|Abstract:||The mechanism of proteolytic inactivation of luciferase was examined. Proteolytic inactivation in vitro was found to be concomittant with: (1) the loss of enzymatic activity; (2) altered enzyme affinity for substrate and product; (3) changes in enzyme secondary structure; and (4) the fragmentation of the (alpha) subunit into a discrete series of peptides, denoted the (gamma) and (delta) families. The region of the (alpha) subunit which was susceptible to proteolytic clipping was termed the Proteinase Labile Region and was observed to be a conserved structural feature in luciferases from distinct bacterial species. A preliminary study of the inactivation in vivo of the luciferase from Vibrio harveyi revealed the existence of isolatable antigenically cross-reactive peptide fragments bearing resemblance to peptides produced during proteolytic inactivation in vitro. The existence of fragments in vivo suggested that proteolysis in vitro may, in certain respects, parallel proteolytic events in vivo.
An affinity resin, useful for single-step purification of luciferase was synthesized. Chromatographic conditions for producing highly purified luciferases from Vibrio harveyi, Vibrio fischeri, and Photobacterium Phosphoreum were determined.
Examination of the interaction of luciferase with its aldehyde substrate revealed that the enzyme was subject to reversible inhibition by the aldehyde substrate. The occurrence of this inhibition explained several previous observations of enzyme kinetic behavior and suggested an alternative mechanistic model for the bioluminescence reaction pathway.

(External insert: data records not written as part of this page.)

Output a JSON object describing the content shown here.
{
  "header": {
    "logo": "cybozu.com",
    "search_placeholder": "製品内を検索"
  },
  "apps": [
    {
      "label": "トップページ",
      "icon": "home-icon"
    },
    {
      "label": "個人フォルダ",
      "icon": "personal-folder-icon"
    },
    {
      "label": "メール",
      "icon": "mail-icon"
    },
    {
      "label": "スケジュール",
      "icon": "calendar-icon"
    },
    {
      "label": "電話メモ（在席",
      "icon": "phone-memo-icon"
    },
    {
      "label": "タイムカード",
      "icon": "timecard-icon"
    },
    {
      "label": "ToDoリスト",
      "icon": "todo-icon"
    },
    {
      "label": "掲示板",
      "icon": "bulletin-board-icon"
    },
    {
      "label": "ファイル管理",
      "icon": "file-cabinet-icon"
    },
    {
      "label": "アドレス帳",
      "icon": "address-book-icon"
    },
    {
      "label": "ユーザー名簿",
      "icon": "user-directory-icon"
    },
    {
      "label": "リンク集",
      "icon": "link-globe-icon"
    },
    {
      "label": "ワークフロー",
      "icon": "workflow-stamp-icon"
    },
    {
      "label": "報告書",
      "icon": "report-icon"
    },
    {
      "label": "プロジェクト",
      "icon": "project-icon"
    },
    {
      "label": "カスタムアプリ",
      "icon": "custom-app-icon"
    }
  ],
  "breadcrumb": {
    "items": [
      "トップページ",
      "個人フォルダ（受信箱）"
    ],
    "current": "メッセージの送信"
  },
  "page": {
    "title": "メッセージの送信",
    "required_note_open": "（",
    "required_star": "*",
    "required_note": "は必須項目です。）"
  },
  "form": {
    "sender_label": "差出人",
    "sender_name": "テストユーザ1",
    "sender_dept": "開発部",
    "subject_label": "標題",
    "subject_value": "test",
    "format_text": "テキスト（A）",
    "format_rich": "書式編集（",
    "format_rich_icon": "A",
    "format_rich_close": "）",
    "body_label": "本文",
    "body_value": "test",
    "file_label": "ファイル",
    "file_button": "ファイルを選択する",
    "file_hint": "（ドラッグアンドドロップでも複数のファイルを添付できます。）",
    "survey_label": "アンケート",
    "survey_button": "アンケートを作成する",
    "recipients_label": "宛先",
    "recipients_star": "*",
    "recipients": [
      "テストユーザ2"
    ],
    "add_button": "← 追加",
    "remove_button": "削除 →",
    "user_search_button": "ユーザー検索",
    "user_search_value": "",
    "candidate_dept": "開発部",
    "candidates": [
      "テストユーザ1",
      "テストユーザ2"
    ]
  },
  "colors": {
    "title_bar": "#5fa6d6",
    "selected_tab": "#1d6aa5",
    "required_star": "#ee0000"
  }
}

Thesis (Ph.D.)--University of Illinois at Urbana-Champaign, 1983.
|Date Available in IDEALS:||2014-12-15|